**Work to be completed**. Return, from the lines below, each one that includes the word "this".

+++ Task material

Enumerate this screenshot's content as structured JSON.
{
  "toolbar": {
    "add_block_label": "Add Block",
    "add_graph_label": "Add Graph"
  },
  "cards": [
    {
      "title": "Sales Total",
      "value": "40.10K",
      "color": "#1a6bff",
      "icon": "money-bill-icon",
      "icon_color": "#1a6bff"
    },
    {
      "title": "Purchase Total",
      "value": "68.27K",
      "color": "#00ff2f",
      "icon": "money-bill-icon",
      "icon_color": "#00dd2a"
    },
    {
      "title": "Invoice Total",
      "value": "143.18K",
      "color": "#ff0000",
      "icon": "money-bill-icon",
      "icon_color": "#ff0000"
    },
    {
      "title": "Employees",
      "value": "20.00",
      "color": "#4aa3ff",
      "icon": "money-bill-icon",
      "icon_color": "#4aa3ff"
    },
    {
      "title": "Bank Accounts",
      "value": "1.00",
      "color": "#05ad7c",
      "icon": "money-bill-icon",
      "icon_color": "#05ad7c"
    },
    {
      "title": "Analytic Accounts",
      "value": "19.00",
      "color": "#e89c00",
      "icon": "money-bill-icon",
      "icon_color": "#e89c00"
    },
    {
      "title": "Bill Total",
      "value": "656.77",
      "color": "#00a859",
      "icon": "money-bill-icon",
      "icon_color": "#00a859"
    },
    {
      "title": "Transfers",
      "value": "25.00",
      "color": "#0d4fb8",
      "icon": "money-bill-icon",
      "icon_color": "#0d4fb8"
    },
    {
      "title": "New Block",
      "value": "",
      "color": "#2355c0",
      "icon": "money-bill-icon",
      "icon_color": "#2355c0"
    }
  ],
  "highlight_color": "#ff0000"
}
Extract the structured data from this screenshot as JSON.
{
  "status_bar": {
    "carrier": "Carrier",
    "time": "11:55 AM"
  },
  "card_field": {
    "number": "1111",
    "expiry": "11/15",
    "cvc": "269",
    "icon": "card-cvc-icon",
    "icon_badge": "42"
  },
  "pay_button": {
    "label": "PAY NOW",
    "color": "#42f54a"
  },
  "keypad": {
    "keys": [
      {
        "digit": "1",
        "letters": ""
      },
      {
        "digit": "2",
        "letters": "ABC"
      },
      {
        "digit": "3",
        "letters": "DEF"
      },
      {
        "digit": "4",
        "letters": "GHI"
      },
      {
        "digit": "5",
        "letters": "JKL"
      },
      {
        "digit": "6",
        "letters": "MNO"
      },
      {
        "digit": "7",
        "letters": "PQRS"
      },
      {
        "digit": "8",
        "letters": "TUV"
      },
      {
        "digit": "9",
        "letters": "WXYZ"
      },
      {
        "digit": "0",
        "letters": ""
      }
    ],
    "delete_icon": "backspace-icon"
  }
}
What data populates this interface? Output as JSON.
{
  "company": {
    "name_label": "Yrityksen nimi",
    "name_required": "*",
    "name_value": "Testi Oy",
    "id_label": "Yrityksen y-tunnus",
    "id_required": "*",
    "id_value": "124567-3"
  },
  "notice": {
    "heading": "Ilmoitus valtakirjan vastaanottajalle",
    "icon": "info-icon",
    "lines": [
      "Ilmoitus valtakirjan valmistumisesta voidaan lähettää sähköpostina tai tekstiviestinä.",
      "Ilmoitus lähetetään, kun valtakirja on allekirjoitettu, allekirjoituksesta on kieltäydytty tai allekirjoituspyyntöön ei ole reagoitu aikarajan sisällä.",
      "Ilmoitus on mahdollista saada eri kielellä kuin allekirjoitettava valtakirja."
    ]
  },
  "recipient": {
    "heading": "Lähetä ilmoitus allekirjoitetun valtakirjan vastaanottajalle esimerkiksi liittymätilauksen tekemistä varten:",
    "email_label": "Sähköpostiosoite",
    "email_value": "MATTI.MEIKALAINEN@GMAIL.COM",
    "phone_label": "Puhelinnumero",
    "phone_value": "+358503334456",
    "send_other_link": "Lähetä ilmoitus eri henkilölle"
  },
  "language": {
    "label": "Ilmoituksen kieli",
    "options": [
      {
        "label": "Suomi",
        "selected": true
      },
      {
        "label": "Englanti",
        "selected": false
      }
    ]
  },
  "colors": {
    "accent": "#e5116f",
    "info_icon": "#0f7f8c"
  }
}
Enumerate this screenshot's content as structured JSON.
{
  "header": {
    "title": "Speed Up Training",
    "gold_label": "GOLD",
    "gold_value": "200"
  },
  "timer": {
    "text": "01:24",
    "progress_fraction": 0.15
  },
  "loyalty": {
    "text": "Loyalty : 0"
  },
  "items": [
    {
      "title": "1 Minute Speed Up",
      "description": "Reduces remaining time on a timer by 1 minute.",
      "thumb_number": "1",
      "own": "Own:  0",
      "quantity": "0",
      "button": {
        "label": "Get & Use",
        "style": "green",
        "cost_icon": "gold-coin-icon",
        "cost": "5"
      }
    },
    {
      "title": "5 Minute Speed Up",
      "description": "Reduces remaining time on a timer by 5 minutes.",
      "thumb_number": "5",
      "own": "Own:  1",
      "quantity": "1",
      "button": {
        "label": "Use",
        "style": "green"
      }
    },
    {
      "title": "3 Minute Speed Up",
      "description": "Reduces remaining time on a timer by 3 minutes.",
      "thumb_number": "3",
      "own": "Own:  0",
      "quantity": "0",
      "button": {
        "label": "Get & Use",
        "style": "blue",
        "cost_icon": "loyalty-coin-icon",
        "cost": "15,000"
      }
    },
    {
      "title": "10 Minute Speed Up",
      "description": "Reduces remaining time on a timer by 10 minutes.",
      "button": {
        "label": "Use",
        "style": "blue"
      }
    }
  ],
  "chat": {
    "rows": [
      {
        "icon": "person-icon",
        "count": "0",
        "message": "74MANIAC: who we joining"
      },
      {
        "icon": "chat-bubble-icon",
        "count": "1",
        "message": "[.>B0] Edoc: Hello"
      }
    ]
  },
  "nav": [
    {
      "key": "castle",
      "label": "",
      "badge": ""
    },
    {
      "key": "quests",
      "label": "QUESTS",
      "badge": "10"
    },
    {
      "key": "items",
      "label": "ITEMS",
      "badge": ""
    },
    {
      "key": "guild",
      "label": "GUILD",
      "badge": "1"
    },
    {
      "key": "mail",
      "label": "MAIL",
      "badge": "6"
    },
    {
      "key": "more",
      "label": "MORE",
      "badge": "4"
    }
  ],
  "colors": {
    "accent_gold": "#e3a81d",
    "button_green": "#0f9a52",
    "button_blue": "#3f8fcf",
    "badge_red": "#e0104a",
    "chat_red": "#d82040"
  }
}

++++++

**Exercise result**.
Enumerate this screenshot's content as structured JSON.
Extract the structured data from this screenshot as JSON.
What data populates this interface? Output as JSON.
Enumerate this screenshot's content as structured JSON.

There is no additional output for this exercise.